Fun Facts About U.S. Interstate Signs
Why Interstate Signs Are Specific Colors
I enjoy driving more so than I do flying and I was driving to Washington, DC last year when I thought why don't we have interstate signs that are bright yellow, pink or black? There has to be a reason why our interstate signs have that particular color of green, yellow, brown and blue. Come to find out, there is a reason put forth by our Federal Highway Administration which published a Manual On Uniform Traffic Control Devices (MUTCD).
So here is the low down on the colors used on U.S. interstate signs:

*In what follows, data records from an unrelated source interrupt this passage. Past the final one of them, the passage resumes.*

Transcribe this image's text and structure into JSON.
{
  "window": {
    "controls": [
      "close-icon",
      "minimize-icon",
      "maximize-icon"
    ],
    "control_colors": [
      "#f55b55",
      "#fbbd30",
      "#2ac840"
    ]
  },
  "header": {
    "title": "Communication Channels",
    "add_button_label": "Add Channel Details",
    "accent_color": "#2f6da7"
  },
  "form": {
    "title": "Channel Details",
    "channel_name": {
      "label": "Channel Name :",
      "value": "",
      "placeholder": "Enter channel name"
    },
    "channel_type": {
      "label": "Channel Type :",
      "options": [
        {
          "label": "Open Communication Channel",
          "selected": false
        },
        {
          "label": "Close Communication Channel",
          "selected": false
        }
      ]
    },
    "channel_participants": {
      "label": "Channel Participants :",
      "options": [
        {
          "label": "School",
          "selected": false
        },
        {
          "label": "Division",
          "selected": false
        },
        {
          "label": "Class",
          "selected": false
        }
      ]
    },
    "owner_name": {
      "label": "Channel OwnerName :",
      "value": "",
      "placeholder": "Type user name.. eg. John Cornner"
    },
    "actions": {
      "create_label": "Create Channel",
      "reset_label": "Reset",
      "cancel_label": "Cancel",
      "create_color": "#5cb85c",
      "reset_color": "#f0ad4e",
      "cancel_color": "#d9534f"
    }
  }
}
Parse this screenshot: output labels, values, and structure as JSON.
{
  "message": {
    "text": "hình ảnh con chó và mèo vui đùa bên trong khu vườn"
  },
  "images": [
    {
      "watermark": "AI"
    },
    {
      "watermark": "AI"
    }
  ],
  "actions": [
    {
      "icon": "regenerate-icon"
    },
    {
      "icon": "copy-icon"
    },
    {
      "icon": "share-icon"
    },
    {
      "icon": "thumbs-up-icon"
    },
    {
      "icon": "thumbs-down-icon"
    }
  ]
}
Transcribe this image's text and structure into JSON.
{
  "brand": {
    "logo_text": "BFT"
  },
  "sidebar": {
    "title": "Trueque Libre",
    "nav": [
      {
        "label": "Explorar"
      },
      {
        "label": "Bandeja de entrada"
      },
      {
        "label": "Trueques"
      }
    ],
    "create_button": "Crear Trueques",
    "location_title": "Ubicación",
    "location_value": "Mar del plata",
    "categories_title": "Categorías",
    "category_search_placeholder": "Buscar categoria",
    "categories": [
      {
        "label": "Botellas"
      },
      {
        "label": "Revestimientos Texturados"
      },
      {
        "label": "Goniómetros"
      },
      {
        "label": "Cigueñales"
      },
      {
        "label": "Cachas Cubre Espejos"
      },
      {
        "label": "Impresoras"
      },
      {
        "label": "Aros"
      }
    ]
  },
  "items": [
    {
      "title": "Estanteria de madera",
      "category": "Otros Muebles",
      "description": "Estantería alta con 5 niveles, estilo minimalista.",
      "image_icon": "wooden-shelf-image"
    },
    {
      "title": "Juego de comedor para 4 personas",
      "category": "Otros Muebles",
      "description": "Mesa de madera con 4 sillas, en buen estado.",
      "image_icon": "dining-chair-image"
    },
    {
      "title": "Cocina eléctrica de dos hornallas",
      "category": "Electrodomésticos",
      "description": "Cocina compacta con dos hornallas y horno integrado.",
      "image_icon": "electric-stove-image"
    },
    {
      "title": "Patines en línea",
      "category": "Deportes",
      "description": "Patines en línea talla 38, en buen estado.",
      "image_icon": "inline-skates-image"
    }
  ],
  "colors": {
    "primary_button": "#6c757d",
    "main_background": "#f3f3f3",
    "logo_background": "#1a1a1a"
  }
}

- Green signs direct us to exits and lets us know how far we are from an exit as well as lets us know when interchanges are coming too. Green signs give us a diagram of the road ahead, like a highway split.
- Brown signs show items or points of interest, like a state park, campgrounds or a historic site.
- Blue signs let us know the services we can expect along the highway, like gas stations, eating places, recreational areas, hotels / motels and rest areas.
What Makes Interstate Signs Appear To Glow?
Have you noticed that the signs have a glow to them? This is especially apparent at night. Well guess what? A little reflective paint goes a long way. Reflective paint is not only used on interstate signs but it's used on fishing lures, license plates, golf balls and machinery indicators. There are thousands of little glass spheres put in paint so a lot of light can be reflected.
Reflective paint is also used on the small raised dots which separate highway lanes. These small dots are called "Botts' dots" and were developed by an engineer, Dr. Elbert Dysart Botts, who worked for the California Department of Transportation. Dr. Botts also created the epoxy used to secure the dots to the roads.
Cool Fact About North, South, East and West Interstate Numbers
My uncle was a truck driver and told me that odd numbered interstates run North and South and that even numbered interstates run East and West and he was correct.